— Data items —

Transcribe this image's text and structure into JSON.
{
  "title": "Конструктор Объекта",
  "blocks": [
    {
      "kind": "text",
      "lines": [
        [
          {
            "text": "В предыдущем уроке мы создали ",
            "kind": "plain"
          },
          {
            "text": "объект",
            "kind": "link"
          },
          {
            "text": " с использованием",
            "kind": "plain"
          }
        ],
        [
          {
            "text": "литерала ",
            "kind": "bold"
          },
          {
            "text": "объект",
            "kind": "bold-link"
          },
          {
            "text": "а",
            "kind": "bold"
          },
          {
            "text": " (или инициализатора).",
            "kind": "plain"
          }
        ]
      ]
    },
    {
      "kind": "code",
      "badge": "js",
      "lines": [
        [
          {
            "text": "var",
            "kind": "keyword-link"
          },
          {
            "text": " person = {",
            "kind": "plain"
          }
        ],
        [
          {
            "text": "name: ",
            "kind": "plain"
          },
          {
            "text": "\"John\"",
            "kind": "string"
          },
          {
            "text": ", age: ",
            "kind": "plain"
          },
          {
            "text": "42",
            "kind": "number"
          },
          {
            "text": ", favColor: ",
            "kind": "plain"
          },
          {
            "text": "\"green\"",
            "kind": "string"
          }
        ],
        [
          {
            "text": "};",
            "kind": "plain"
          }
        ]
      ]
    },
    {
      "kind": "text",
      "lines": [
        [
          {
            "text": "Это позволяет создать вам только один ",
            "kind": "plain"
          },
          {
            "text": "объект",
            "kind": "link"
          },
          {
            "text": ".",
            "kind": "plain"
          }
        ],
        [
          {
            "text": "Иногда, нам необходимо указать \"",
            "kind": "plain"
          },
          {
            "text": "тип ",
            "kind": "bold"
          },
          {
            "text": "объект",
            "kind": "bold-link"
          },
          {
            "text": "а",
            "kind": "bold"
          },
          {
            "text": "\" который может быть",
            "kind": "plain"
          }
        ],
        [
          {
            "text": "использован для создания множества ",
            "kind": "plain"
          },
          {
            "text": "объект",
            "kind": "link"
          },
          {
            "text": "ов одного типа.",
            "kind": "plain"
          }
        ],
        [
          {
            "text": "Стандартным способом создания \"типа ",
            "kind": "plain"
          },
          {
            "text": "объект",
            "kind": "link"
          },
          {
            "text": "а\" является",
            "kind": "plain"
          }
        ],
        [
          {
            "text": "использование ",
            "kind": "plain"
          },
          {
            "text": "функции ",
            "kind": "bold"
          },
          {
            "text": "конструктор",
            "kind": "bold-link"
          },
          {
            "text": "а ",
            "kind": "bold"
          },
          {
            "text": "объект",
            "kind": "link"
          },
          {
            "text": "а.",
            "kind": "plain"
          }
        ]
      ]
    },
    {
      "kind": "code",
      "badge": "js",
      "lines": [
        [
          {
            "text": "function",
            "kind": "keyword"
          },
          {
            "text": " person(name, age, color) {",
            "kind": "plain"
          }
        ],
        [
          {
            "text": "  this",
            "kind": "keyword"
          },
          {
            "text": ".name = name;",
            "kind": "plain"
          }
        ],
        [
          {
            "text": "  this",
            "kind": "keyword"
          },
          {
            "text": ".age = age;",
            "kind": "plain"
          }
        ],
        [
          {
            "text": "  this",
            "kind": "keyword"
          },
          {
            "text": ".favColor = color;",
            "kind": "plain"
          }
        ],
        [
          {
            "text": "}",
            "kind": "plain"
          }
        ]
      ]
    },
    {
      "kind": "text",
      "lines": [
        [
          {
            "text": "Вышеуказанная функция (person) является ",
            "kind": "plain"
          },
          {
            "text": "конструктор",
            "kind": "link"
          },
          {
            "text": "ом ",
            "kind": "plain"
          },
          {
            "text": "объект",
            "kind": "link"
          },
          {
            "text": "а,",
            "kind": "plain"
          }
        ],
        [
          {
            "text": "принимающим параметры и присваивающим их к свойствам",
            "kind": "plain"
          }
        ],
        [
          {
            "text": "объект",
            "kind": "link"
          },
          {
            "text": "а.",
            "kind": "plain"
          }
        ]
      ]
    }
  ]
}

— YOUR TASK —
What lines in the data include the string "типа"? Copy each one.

— ANSWER SECTION —
            "text": "ов одного типа.",
            "text": "Стандартным способом создания \"типа ",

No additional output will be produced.